Get Your Flange On

Flangers, phasers and choruses are from a family of effects called modulation effects.  These effects work by creating a series of frequency notches that are slowly swept across the frequency spectrum (hence modulation).  Because the notches result in frequency attenuation you don’t really ‘hear’ the notching but you hear the frequencies that are not affected by the notching.  

Tape machine with "flanges"

Tape machine with "flanges"

Phasing is the subtlest of these effects and is the result of a small number of evenly spaced notches in the frequency spectrum.  Flanging and chorusing are distinct from phasing because they both double and delay the input signal which results in frequency notches that are spaced harmonically across the frequency spectrum.  As a rule of thumb, flanging is the result of delay times less than 1ms to 5ms while chorusing is the result of delay times between 5ms and 25ms.  
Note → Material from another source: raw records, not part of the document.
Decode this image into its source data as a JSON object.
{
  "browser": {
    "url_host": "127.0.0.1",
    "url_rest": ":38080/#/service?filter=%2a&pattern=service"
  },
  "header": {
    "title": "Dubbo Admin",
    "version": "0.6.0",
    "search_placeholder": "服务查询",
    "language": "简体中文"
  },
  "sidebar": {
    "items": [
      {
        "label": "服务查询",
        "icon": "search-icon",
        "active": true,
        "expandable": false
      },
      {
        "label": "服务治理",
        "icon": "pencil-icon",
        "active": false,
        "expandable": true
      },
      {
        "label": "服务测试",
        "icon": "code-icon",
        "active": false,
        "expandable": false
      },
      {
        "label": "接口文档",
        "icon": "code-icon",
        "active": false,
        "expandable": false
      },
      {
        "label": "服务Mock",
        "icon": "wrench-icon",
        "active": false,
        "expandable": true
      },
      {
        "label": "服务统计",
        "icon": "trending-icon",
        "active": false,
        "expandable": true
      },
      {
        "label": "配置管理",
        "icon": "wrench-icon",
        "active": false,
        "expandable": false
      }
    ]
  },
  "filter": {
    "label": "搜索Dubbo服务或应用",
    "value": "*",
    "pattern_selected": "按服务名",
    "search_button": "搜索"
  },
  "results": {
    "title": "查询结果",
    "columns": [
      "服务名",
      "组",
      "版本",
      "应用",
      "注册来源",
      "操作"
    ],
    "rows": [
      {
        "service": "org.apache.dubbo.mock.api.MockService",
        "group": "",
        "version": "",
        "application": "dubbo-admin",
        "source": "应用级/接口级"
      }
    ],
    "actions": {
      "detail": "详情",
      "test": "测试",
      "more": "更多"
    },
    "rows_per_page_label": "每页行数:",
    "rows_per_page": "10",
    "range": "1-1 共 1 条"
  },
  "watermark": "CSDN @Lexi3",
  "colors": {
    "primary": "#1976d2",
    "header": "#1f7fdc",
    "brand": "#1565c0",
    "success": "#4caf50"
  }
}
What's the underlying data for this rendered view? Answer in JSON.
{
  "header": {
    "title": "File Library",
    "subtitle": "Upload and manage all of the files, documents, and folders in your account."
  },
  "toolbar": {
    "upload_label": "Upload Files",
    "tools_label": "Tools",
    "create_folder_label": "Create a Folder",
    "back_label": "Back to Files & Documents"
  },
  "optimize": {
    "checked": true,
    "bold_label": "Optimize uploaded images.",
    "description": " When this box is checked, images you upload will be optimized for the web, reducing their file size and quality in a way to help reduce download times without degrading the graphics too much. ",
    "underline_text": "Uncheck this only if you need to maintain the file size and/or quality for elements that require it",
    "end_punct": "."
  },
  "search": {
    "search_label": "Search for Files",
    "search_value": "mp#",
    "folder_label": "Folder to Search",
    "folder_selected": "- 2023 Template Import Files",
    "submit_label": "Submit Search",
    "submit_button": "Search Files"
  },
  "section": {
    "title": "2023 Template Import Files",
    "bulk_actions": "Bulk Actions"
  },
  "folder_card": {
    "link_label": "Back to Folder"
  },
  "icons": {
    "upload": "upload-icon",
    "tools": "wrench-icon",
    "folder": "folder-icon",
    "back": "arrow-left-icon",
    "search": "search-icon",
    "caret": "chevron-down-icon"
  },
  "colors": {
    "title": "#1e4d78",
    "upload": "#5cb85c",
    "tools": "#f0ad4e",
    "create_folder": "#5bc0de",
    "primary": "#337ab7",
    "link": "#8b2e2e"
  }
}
The frequency spectrum of white noise. 

The frequency spectrum of white noise. 

The frequency spectrum of white noise with flanging.  You can see the harmonic notches (comb filtering) caused by flanging.  

The frequency spectrum of white noise with flanging.  You can see the harmonic notches (comb filtering) caused by flanging.  

Flanging is considered the most dramatic of these effects and is sometimes described as being inside a drainpipe, a swooshing sound or an airplane taking off. It was first conceived in the late 40s of 50s by Les Paul but didn’t receive widespread adoption until it was use on “Itchycoo Park” by The Small Faces (1967).  Flanging became popular overnight and was used by the likes of The Beatles and Jimi Hendrix.  In the 60s, achieving a flange effect was not as simple as loading up a flanger on your track.  The workflow was expensive and laborious.  It involved recording the performance onto two different tapes.  The tapes were then played back in sync while the output was recorded onto a third tape machine.  While the two original tapes were played, the engineer would slow the playback of one of the tapes by gently pressing a finger on the metal rim of the playout reel that is called a flange.  This would cause an audible sweeping sound as the tapes went out of sync.  To bring the sweep back in the other direction the engineer would slow the playback of the other tape to bring the tapes back in sync.

Although Live has a built in Flanger you can make one yourself by following the steps in the video below.  Try using flangers in a subtle way (low Dry/Wet %) on all kinds of instruments to add life.  Try adding flange effects on the mid/high range of your basses, on your ride cymbals, drums fills and strings.  Another way to add ‘soft’ flanging creatively is to use it as an insert effect before a reverb or delay.  Try experimenting with a flanger before a distortion effect to add girth and interest to the sound.